I’ve found that companies can get raw sales DNA straight from towns with universities or business schools. These companies then put in place processes to train these people. Although the onboarding is longer because of these necessary training processes, there is less hiring competition in emerging tech hubs. In these talent areas, you can expect more loyal employees that will work for your company longer and grow with your company. They will tend to have more realistic expectations and appreciate the job and salary you have to offer them. You can imagine the impact to your business and how you can better service your customers.
When it comes to hiring for enterprise sales teams, hiring from outside your company is best practice. Promoting internally will most likely not grant you the right talent that can lead a new territory or vertical. Your current top salespeople are successful within your established network. You need to look for talent that has enterprise experience, knows how to work remotely, and can hit the ground running. This experience with the enterprise structure is key to launching a new enterprise sales department. With the longer sales cycles and larger client targets, enterprise teams need to be built for each vertical and territory.

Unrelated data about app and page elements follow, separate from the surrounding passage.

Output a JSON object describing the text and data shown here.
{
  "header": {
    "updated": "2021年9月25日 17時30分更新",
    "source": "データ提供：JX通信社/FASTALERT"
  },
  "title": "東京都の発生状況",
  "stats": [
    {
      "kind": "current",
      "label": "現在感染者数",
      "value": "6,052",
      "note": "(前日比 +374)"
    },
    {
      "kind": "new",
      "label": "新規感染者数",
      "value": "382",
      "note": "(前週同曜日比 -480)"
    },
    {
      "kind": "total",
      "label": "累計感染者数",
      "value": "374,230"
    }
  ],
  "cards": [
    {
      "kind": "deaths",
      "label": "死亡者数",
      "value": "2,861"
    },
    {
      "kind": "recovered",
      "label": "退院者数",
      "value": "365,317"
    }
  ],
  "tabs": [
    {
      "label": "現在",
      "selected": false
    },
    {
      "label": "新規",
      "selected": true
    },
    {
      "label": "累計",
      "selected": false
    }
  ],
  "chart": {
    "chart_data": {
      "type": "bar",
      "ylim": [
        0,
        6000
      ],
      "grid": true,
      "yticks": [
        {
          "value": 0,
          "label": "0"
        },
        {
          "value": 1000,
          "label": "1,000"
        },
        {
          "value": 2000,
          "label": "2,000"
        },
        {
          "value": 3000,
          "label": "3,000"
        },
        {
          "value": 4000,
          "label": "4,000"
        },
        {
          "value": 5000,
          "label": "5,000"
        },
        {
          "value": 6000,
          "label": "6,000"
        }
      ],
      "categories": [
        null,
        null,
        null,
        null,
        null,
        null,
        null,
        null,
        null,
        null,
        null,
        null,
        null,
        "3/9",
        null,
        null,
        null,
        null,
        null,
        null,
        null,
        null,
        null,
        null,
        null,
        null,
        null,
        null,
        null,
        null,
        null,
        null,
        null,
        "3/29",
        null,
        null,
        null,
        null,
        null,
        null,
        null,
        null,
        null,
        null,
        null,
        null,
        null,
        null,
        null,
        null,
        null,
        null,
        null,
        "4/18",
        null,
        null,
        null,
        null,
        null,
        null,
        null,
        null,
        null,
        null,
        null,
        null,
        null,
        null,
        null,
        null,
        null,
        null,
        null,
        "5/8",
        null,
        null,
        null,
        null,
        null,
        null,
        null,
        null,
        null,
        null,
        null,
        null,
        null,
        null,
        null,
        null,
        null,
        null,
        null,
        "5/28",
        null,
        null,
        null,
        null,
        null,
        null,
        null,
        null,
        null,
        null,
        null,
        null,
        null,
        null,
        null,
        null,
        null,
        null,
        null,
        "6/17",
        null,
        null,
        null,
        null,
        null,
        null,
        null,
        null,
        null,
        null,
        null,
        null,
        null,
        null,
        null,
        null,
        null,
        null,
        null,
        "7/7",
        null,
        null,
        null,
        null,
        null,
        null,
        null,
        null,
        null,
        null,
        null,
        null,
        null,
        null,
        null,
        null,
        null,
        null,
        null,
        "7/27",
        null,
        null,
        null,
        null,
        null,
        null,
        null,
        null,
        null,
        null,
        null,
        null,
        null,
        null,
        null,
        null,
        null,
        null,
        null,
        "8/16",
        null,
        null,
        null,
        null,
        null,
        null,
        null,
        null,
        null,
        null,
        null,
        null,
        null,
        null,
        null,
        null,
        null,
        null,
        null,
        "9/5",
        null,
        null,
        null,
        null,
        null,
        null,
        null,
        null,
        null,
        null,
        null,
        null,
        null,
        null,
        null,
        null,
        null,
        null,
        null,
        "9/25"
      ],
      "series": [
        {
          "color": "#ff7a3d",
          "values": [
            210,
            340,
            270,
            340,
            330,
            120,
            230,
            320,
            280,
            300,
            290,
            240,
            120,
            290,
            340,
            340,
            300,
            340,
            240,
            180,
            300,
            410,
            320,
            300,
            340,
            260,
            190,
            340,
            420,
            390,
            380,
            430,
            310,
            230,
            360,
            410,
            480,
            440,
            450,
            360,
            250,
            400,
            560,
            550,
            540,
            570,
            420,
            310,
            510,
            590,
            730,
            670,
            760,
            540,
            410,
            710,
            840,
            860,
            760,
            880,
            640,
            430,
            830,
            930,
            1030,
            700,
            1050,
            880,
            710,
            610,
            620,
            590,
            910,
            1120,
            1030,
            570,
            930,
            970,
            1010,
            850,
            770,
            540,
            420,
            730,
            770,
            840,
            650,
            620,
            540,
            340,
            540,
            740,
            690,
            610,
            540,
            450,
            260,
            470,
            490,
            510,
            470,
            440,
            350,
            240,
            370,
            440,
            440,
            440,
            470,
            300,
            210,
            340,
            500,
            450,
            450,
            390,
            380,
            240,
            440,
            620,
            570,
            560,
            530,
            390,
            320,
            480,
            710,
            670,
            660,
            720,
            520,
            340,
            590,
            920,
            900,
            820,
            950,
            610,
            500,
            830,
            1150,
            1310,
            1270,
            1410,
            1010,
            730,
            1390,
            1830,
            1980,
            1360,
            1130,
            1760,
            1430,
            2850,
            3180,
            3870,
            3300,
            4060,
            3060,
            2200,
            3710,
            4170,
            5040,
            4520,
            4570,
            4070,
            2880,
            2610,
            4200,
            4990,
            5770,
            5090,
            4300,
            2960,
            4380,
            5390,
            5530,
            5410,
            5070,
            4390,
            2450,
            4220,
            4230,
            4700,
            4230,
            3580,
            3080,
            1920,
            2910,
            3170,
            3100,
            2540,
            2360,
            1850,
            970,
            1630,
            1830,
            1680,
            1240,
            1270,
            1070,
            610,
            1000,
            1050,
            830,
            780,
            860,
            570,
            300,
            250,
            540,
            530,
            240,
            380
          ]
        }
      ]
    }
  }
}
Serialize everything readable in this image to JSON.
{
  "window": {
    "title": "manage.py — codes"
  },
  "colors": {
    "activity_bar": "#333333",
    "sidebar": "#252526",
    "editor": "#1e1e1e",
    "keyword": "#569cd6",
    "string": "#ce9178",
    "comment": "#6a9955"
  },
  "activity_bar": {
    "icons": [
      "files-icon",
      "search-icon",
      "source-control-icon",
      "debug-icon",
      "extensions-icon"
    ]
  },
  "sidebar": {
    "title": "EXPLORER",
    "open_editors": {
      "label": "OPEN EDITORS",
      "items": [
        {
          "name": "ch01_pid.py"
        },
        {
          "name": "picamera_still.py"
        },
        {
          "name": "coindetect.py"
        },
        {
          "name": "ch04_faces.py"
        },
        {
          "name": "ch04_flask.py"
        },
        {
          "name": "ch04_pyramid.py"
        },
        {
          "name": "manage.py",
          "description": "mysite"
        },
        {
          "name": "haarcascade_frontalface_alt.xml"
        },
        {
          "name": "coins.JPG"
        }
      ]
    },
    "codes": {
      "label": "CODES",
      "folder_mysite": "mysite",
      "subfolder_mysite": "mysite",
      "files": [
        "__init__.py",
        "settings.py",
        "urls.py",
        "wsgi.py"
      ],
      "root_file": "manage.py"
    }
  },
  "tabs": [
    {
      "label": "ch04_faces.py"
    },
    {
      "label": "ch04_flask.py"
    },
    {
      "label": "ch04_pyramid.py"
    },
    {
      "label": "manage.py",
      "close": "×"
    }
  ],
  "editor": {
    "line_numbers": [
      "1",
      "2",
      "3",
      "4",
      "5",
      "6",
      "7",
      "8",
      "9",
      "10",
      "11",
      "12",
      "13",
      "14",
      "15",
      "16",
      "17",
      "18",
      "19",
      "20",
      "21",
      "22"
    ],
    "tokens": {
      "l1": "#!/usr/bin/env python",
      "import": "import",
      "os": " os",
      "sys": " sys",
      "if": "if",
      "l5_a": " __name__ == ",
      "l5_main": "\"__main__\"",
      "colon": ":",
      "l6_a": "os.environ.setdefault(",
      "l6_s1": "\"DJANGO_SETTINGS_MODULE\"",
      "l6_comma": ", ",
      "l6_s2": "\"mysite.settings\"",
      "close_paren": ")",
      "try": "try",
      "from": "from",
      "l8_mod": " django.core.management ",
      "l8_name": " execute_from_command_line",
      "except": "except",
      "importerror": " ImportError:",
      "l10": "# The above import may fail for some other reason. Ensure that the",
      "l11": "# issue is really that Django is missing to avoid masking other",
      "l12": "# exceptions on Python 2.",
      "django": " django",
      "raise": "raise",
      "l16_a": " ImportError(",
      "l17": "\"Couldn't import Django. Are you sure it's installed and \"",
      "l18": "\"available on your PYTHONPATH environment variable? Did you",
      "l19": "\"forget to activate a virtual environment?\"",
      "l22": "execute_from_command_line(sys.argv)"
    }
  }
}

NO TWO CITIES ARE THE SAME
CEOs and Sales Leaders often ask me for my recommendation on what expansion location is best. Betts is in both established tech hubs and emerging markets. Each type of location has their pros and cons. You should prioritize culture as a way to determine whether or not a city is right for your company’s product or solution, regardless of established or emerging tech environments. Also, make sure your office space is sales friendly. Starting off in a co-working space like WeWork is a simple workaround to a long-term contract. You can explore a new territory without a real estate commitment. However, make sure you aren’t stifled in a communal work area. If you can’t make calls or host clients because you don’t want to disrupt your neighbors, you can’t turn a profit.
But what about Europe? If you’re looking to expand, Europe offers a brand new area to target and is appealing to many companies. My experience at Betts expanding from San Francisco to New York to London was eye-opening. We realized we had a lot to learn about the culture, talent pool, and the timeline for success. If you’re deciding between domestic and foreign expansion, you need to understand your target.
The sales cycle to recruit in Europe is much slower. We’ve found that there is less SaaS-experienced talent available. Companies that we see as established are viewed as startups. Comparing Europe to San Francisco reveals remarkable different experiences, expectations, and realities. Expanding to Europe as an investment that takes time to develop. I’ve learned that expanding to Europe always takes longer than anticipated to become profitable. Setting a realistic timeline, reasonable goals, and taking the time to understand the workings of your new area is how your company will become successful in Europe.
SO HOW SHOULD YOU START?
Regardless of your current success, set the right expectations. Start small to grow your company. Find a core team, pick a location that makes sense for your business, and do your research. Today’s ARR race can sweep many VPs and CEOs into a whirlwind of data analysis, projections, and rash decisions. Don’t lose sight of the basics of how you initially started your headquarters. You found success without access to these larger tools because you understood your market and matched to your culture. The same applies for your expansion.
Want to learn more? Click here to watch Carolyn Betts Fleming’s full webcast on Going to Market in New Territories & Verticals.